Many people mistakenly think that they do not need a last will and testament. Most feel that they either do not have enough assets to warrant having a will, or they mistakenly believe that the state will dispose of what little assets they have in a prudent manner. While states try to act in a consistent manner when distributing assets from estates without a will, it does not mean that they will do it exactly as you would have wished. There are also expenses and time delays to consider as well. This is where estate planning in Scottsdale can make a difference.
Going To Probate Is Expensive
If you die without a will and your estate has to go to probate, the process can be lengthy and costly to your heirs. Probate court can eat up as much as 20% of your total estate. When your estate enters probate there are many lawyer fees, appraisals, and court costs that will have to be paid to settle your estate. All of these costs come out of the assets that your estate owns. That means that there will simply be less assets to pass down to your heirs as a result of all the fees that you will have to pay in probate court because you did not have a will or designate the proper beneficiaries to assets such as Roth IRAs, life insurance policies, and other retirement plans that could skip probate and save your heirs time and money.
Sending Your Estate To Probate Takes A Long Time
It can take several months for your assets to pass through probate court if you do not have a will or designate the proper beneficiaries for your assets. What if your family needs money immediately to live off of or even to bury you? How will they pay those costs if your estate is tied up in probate court? It is essential that you have a valid will and that you have properly designated beneficiaries for things such as any life insurance policies and investments. These assets are considered contractual obligations between you and the insurance or investment company. Those companies will complete the contract sending your assets to your heirs after your death if the forms are completed properly which can provide your family with much needed money immediately after your death. Not making these preparations can prove costly and delay the help your family needs during a trying time.
Everyone Should Have A Will to Help with Estate Planning
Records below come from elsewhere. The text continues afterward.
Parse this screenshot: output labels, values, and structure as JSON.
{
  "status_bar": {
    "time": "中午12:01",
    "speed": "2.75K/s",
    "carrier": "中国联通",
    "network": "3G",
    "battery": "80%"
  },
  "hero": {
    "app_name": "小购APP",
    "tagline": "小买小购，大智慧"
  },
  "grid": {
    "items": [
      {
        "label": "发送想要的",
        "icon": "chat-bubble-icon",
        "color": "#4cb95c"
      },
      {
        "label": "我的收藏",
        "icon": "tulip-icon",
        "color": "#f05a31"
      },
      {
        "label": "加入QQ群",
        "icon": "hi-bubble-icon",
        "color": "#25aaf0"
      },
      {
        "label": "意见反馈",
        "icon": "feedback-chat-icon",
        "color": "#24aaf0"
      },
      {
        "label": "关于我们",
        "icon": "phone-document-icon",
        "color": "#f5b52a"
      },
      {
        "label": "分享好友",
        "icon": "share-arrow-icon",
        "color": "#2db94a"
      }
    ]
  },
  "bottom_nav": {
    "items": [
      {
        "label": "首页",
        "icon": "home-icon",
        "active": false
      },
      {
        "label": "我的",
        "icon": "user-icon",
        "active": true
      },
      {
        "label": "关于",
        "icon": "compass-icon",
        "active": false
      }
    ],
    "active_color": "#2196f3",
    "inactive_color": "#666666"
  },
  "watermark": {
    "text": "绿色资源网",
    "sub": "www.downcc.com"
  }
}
Most people think that they do not need a will if they have very little assets in their name. The truth of the matter is that everyone needs a will. It is one of the foundation blocks of everyone’s estate plan and a tool that everyone needs to have. A will can help you bypass the probate courts as well as help you designate guardians for your children. Wills can help ensure that your final wishes are carried out exactly as you would have liked for them to be handled. Not all states pass down assets the same way as you would have wished for them to be sent to your heirs. The only way to ensure that your wishes are followed exactly as you would have wanted them is to have a last will and testament.
Adding A Trust Can Help You Avoid Probate
Trusts are also a great tool to add to your estate plan. A trust can own real estate, insurance policies, and other assets in the trust’s name instead of yours. Holding assets in a trust can help your estate avoid probate court after you die, and it can also help to try and shield some of your assets from creditors. Also, if you have a very large estate, a trust can help you minimize the amount of estate tax that you will have to pay and can make it very efficient in passing assets to your heirs.
In most cases, you should try to avoid the cost and delay of probate court. Having a last will and testament, a trust, and updating your beneficiary documents are the only ways that will speed assets to your heir at the direction that you would like. If you want to have the most amount of guarantee that your final wishes will be carried out like you wanted, you need these documents.
Tom Fischer is a specialist in Estate Planning, Scottsdale, Arizona, However he is not an attorney and does not render legal or tax advice. This article is purley educational. You should consult your accoutant or lawyer for your specific situation and actual legal documents.